- The input
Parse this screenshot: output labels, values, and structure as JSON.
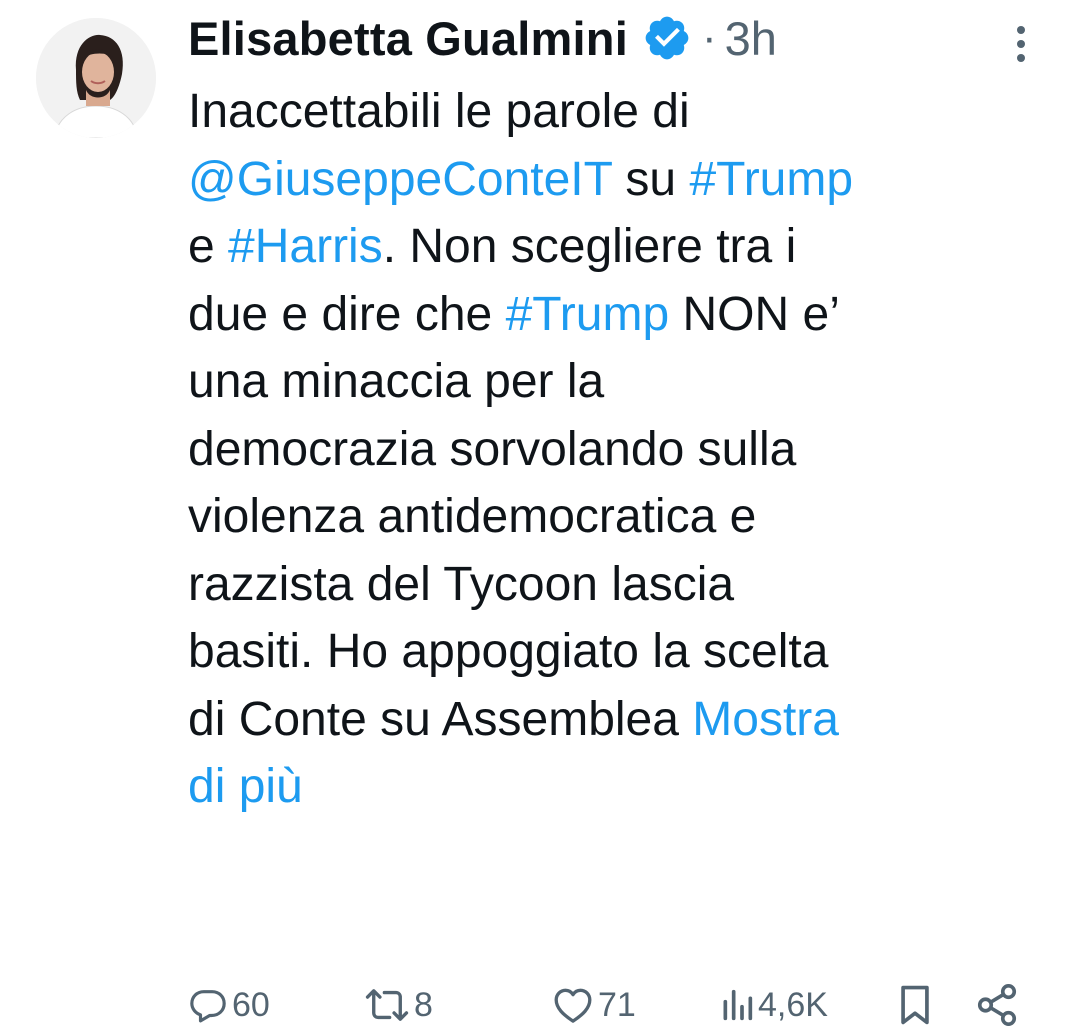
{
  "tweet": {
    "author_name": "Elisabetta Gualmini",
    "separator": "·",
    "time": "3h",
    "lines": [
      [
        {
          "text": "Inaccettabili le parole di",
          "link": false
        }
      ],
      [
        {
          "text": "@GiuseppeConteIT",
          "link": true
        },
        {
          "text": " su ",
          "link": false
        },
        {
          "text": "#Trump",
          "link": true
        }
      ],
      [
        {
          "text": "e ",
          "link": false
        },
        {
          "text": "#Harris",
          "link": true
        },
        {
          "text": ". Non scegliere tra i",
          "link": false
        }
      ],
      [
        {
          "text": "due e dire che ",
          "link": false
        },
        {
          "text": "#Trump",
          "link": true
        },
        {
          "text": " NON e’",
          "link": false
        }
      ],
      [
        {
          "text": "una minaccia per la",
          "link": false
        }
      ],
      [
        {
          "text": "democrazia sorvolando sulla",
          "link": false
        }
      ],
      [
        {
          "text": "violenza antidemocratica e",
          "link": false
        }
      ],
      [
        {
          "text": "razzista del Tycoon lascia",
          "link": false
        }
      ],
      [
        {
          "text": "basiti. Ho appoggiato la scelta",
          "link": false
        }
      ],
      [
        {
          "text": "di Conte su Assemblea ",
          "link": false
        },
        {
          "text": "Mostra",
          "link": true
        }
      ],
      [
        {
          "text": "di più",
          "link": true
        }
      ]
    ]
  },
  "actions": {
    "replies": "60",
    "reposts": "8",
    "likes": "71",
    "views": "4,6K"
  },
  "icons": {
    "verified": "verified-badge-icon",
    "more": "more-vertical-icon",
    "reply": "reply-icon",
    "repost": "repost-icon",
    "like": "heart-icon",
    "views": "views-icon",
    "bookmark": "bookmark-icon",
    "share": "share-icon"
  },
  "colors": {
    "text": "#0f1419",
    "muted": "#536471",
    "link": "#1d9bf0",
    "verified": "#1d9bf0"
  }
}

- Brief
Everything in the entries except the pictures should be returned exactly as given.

- Answer for this exercise
Parse this screenshot: output labels, values, and structure as JSON.
{
  "tweet": {
    "author_name": "Elisabetta Gualmini",
    "separator": "·",
    "time": "3h",
    "lines": [
      [
        {
          "text": "Inaccettabili le parole di",
          "link": false
        }
      ],
      [
        {
          "text": "@GiuseppeConteIT",
          "link": true
        },
        {
          "text": " su ",
          "link": false
        },
        {
          "text": "#Trump",
          "link": true
        }
      ],
      [
        {
          "text": "e ",
          "link": false
        },
        {
          "text": "#Harris",
          "link": true
        },
        {
          "text": ". Non scegliere tra i",
          "link": false
        }
      ],
      [
        {
          "text": "due e dire che ",
          "link": false
        },
        {
          "text": "#Trump",
          "link": true
        },
        {
          "text": " NON e’",
          "link": false
        }
      ],
      [
        {
          "text": "una minaccia per la",
          "link": false
        }
      ],
      [
        {
          "text": "democrazia sorvolando sulla",
          "link": false
        }
      ],
      [
        {
          "text": "violenza antidemocratica e",
          "link": false
        }
      ],
      [
        {
          "text": "razzista del Tycoon lascia",
          "link": false
        }
      ],
      [
        {
          "text": "basiti. Ho appoggiato la scelta",
          "link": false
        }
      ],
      [
        {
          "text": "di Conte su Assemblea ",
          "link": false
        },
        {
          "text": "Mostra",
          "link": true
        }
      ],
      [
        {
          "text": "di più",
          "link": true
        }
      ]
    ]
  },
  "actions": {
    "replies": "60",
    "reposts": "8",
    "likes": "71",
    "views": "4,6K"
  },
  "icons": {
    "verified": "verified-badge-icon",
    "more": "more-vertical-icon",
    "reply": "reply-icon",
    "repost": "repost-icon",
    "like": "heart-icon",
    "views": "views-icon",
    "bookmark": "bookmark-icon",
    "share": "share-icon"
  },
  "colors": {
    "text": "#0f1419",
    "muted": "#536471",
    "link": "#1d9bf0",
    "verified": "#1d9bf0"
  }
}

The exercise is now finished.